With the recent news about Twitter strictly enforcing token (user) limits against third-party clients, it’s important to remember that your blog still loves you.
When you post to your blog, the content is still your property, and you can use any blogging app without fear of artificial user limits or high prices due to limiting and confrontational business policies. Plus, most blogging platforms provide some way to automatically share your new posts on Twitter and other social networks, like Publicize for WordPress.com blogs and Jetpack for WordPress.org blogs.
In the world of mobile usage, I’m particularly fond of our mobile apps. If you’re looking for a third-party mobile app, I have heard great things about Poster, but haven’t tried it myself yet. All WordPress apps use the open XML-RPC protocol, which will never be closed or limited.
If you don’t have a blog yet, and don’t know where to turn to in this era of social networking turmoil, open a free WordPress.com blog today. If you want just a bit more control and don’t mind a few more responsibilities, try WordPress.org instead.
If you have a WordPress.com blog, it will remain online and your property as long as we’re still in business, and you can export your blog’s content at any time. If you have a WordPress.org blog, it will remain online and your property as long as you can keep it running. For both WordPress.com and WordPress.org users, our mobile apps will always be available free of charge.
I know that your blog and blogging app will never truly be a replacement for a Twitter client, but they do allow you to reach your audience (even via Twitter) without compromising content ownership, app usage, or other limiting policies.
Believe it or not, I get asked this question quite a lot. Does WordPress.com support Macs? Well, I submit for your consideration this photo from fellow Automattician Joey Kudish and his scavenger hunt.
Yes, that’s almost every employee at Automattic (the company behind WordPress.com) holding up their computer, a Mac. What about those of us not holding up our Macs? We left them back in our hotel rooms.
So, does WordPress.com support Macs? You bet we do! In fact, we pretty much support Macs first, since that’s what we use to make everything.
Anyway, this is a rather moot point these days, as most modern browsers (with the notable exception of Internet Explorer) offer very consistent rendering across all platforms, making the Mac vs. PC distinction practically unnecessary when it comes to the web.
So, what does WordPress.com support? We support any browser listed here, regardless of which platform you’re using. We also support any standards-compliant browser not listed there, including a variety of mobile browsers, and you might want to try one of the WordPress mobile apps if you’re a mobile user.
A week ago, I made it back home from my second Automattic meetup, this time in San Diego. Once again, we had a whole week to meet almost everyone (which is refreshing since we’re globally distributed), work on some awesome upcoming features (mostly for WordPress.com), and engage in some local adventures. I won’t spoil any of the upcoming new features, as they’ll be announced on the WordPress.com blog when ready, but you might actually see some in action if you have a keen eye.

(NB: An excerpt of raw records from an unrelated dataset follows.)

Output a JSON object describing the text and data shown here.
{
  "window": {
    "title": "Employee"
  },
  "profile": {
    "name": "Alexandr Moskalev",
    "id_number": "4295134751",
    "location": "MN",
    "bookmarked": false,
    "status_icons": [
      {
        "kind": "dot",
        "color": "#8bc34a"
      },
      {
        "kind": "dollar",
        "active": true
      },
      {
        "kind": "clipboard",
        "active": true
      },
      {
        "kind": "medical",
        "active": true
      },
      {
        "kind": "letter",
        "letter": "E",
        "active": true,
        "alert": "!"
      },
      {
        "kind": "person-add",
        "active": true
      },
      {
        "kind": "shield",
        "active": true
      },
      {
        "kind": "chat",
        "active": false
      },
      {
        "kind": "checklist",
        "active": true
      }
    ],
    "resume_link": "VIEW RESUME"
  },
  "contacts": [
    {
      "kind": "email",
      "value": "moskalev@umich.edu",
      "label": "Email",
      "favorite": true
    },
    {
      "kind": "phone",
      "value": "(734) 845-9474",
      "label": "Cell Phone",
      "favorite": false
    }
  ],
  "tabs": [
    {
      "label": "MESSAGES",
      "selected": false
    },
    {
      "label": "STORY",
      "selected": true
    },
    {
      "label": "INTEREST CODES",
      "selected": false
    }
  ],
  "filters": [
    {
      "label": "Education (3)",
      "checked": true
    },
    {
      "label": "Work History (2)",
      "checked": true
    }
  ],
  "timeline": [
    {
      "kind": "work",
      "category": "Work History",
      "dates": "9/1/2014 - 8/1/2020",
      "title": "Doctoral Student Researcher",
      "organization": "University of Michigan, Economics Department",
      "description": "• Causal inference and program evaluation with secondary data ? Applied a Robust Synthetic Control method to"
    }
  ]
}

I’d rather not spend time explaining why we do meetups and what goes into such a thing, since Toni (our CEO) has already done an amazing job, though I did snap some photos while I was there. I know, it’s a lot less than I usually have, but you can see more photos from Andrew, Anthony, Chelsea, Danilo, Erica, Gary, Jackie, Joachim, Joen, Jorge, Matt, and Stephane.
Last week, the Core Happiness Engineers of WordPress.com gathered for a week of work, introductions, and sightseeing in Amsterdam. In case you don’t know, Automattic is a globally distributed company and all but a few of us work from home, so it’s nice to get some face-to-face time a few weeks each year and to knock out a few projects that would otherwise take months of back-and-forth text chatter.
We made several improvements to tools on our end, so you won’t see much offhand, but you will notice much quicker support responses in the days to come. Also, you should notice some improvements to the WordPress.com signup process and the main support page in the near future.